● PROVIDED INFORMATION:
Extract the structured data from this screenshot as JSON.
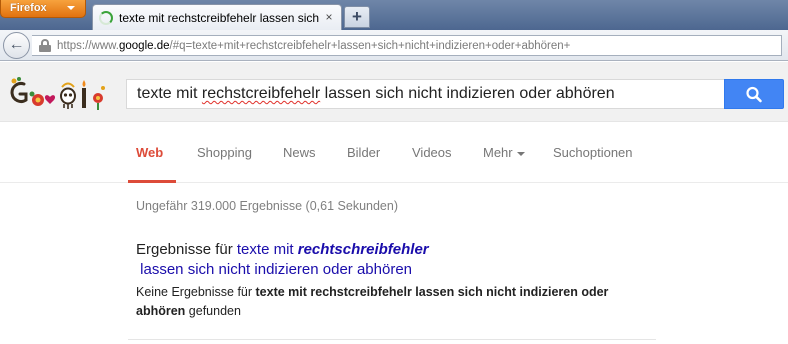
{
  "browser": {
    "menu_label": "Firefox",
    "tab_title": "texte mit rechstcreibfehelr lassen sich nicht i...",
    "tab_close": "×",
    "new_tab": "+",
    "back": "←",
    "url_prefix": "https://www.",
    "url_host": "google.de",
    "url_rest": "/#q=texte+mit+rechstcreibfehelr+lassen+sich+nicht+indizieren+oder+abhören+"
  },
  "search": {
    "query_before": "texte mit ",
    "query_misspelled": "rechstcreibfehelr",
    "query_after": " lassen sich nicht indizieren oder abhören",
    "button_icon": "search-icon"
  },
  "tabs": {
    "web": "Web",
    "shopping": "Shopping",
    "news": "News",
    "images": "Bilder",
    "videos": "Videos",
    "more": "Mehr",
    "options": "Suchoptionen"
  },
  "results": {
    "stats": "Ungefähr 319.000 Ergebnisse (0,61 Sekunden)",
    "showing_prefix": "Ergebnisse für ",
    "corrected_before": "texte mit ",
    "corrected_word": "rechtschreibfehler",
    "corrected_after": " lassen sich nicht indizieren oder abhören",
    "none_prefix": "Keine Ergebnisse für ",
    "none_query": "texte mit rechstcreibfehelr lassen sich nicht indizieren oder abhören",
    "none_suffix": " gefunden"
  },
  "colors": {
    "accent_red": "#dd4b39",
    "link_blue": "#1a0dab",
    "search_blue": "#4285f4",
    "firefox_orange": "#e1720f"
  }
}
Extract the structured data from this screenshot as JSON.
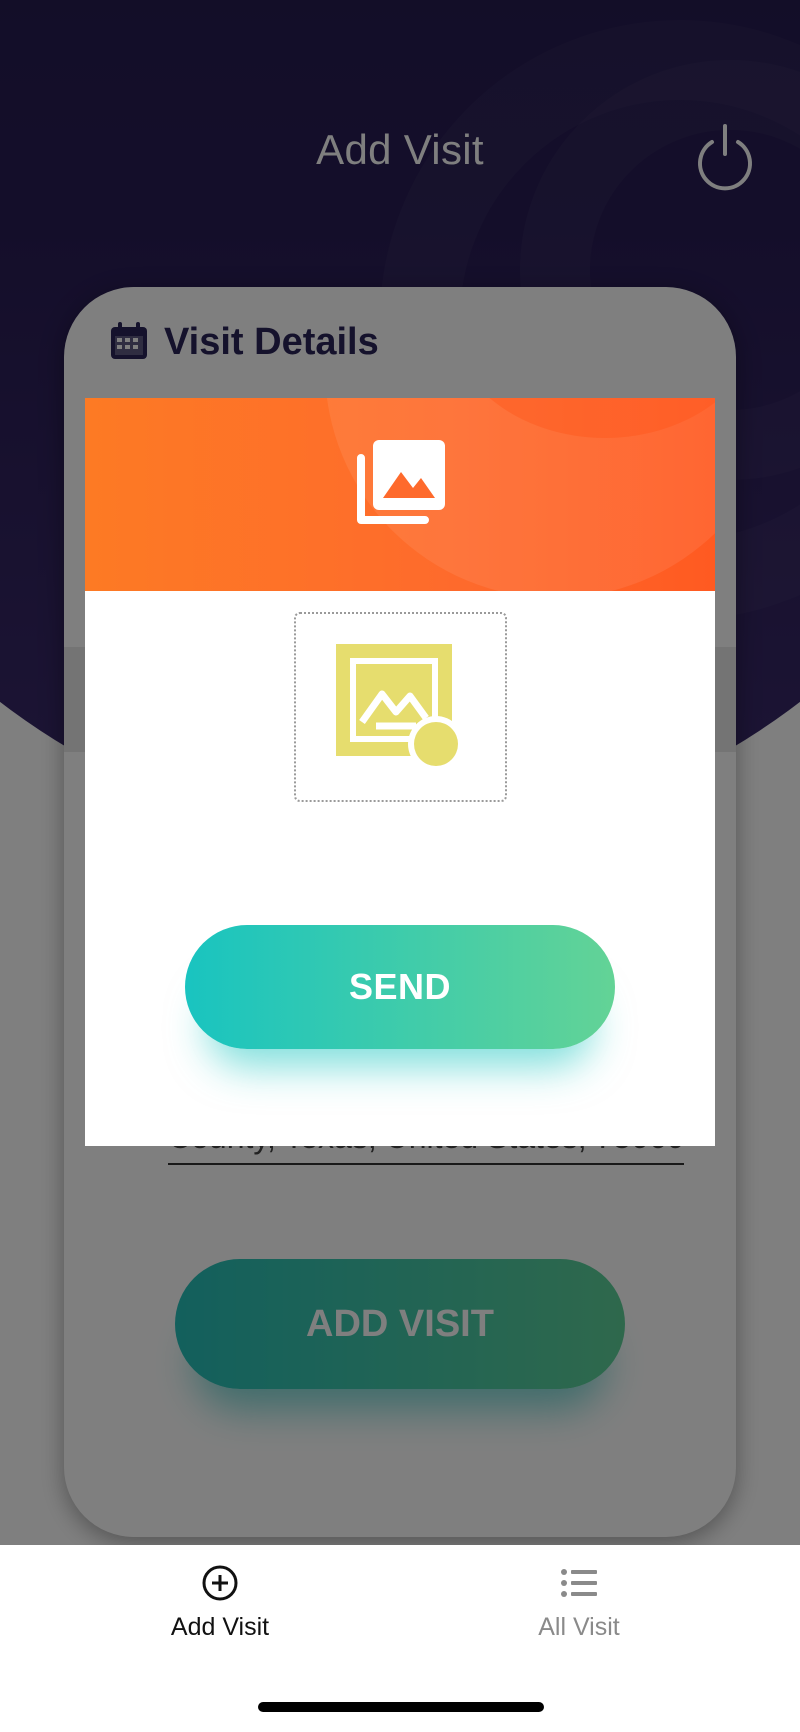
{
  "header": {
    "title": "Add Visit",
    "power_icon": "power-icon"
  },
  "card": {
    "title": "Visit Details",
    "title_icon": "calendar-icon",
    "address_value": "County, Texas, United States, 75060",
    "submit_label": "ADD VISIT"
  },
  "dialog": {
    "header_icon": "photo-library-icon",
    "picker_icon": "add-photo-icon",
    "send_label": "SEND"
  },
  "bottom_nav": {
    "items": [
      {
        "label": "Add Visit",
        "icon": "add-circle-icon",
        "active": true
      },
      {
        "label": "All Visit",
        "icon": "list-icon",
        "active": false
      }
    ]
  },
  "colors": {
    "header_purple": "#231b4d",
    "dialog_orange": "#fe6a2c",
    "button_teal": "#19c4c0",
    "button_green": "#63d396",
    "placeholder_yellow": "#e6dd6e"
  }
}
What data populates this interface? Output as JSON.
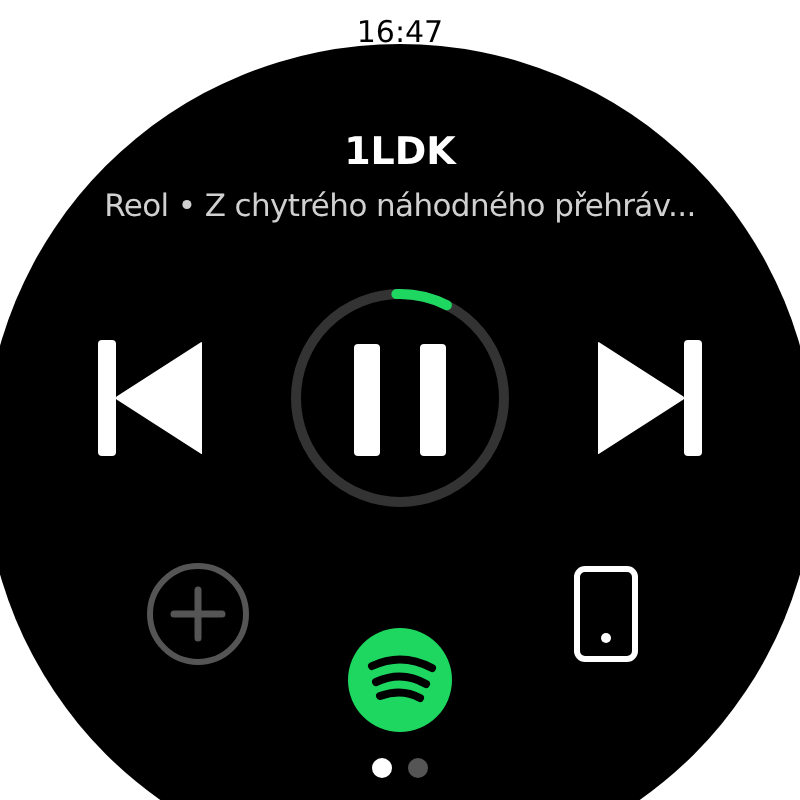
{
  "status_bar": {
    "time": "16:47"
  },
  "track": {
    "title": "1LDK",
    "subtitle": "Reol • Z chytrého náhodného přehráv..."
  },
  "playback": {
    "level": 0.08
  },
  "pages": [
    {
      "selected": true
    },
    {
      "selected": false
    }
  ]
}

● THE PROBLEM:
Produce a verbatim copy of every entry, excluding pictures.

● EXERCISE SOLUTION:
Extract the structured data from this screenshot as JSON.
{
  "browser": {
    "menu_label": "Firefox",
    "tab_title": "texte mit rechstcreibfehelr lassen sich nicht i...",
    "tab_close": "×",
    "new_tab": "+",
    "back": "←",
    "url_prefix": "https://www.",
    "url_host": "google.de",
    "url_rest": "/#q=texte+mit+rechstcreibfehelr+lassen+sich+nicht+indizieren+oder+abhören+"
  },
  "search": {
    "query_before": "texte mit ",
    "query_misspelled": "rechstcreibfehelr",
    "query_after": " lassen sich nicht indizieren oder abhören",
    "button_icon": "search-icon"
  },
  "tabs": {
    "web": "Web",
    "shopping": "Shopping",
    "news": "News",
    "images": "Bilder",
    "videos": "Videos",
    "more": "Mehr",
    "options": "Suchoptionen"
  },
  "results": {
    "stats": "Ungefähr 319.000 Ergebnisse (0,61 Sekunden)",
    "showing_prefix": "Ergebnisse für ",
    "corrected_before": "texte mit ",
    "corrected_word": "rechtschreibfehler",
    "corrected_after": " lassen sich nicht indizieren oder abhören",
    "none_prefix": "Keine Ergebnisse für ",
    "none_query": "texte mit rechstcreibfehelr lassen sich nicht indizieren oder abhören",
    "none_suffix": " gefunden"
  },
  "colors": {
    "accent_red": "#dd4b39",
    "link_blue": "#1a0dab",
    "search_blue": "#4285f4",
    "firefox_orange": "#e1720f"
  }
}
Extract the structured data from this screenshot as JSON.
{
  "header": {
    "title": "Add Visit",
    "power_icon": "power-icon"
  },
  "card": {
    "title": "Visit Details",
    "title_icon": "calendar-icon",
    "address_value": "County, Texas, United States, 75060",
    "submit_label": "ADD VISIT"
  },
  "dialog": {
    "header_icon": "photo-library-icon",
    "picker_icon": "add-photo-icon",
    "send_label": "SEND"
  },
  "bottom_nav": {
    "items": [
      {
        "label": "Add Visit",
        "icon": "add-circle-icon",
        "active": true
      },
      {
        "label": "All Visit",
        "icon": "list-icon",
        "active": false
      }
    ]
  },
  "colors": {
    "header_purple": "#231b4d",
    "dialog_orange": "#fe6a2c",
    "button_teal": "#19c4c0",
    "button_green": "#63d396",
    "placeholder_yellow": "#e6dd6e"
  }
}
What data populates this interface? Output as JSON.
{
  "status_bar": {
    "time": "16:47"
  },
  "track": {
    "title": "1LDK",
    "subtitle": "Reol • Z chytrého náhodného přehráv..."
  },
  "playback": {
    "level": 0.08
  },
  "pages": [
    {
      "selected": true
    },
    {
      "selected": false
    }
  ]
}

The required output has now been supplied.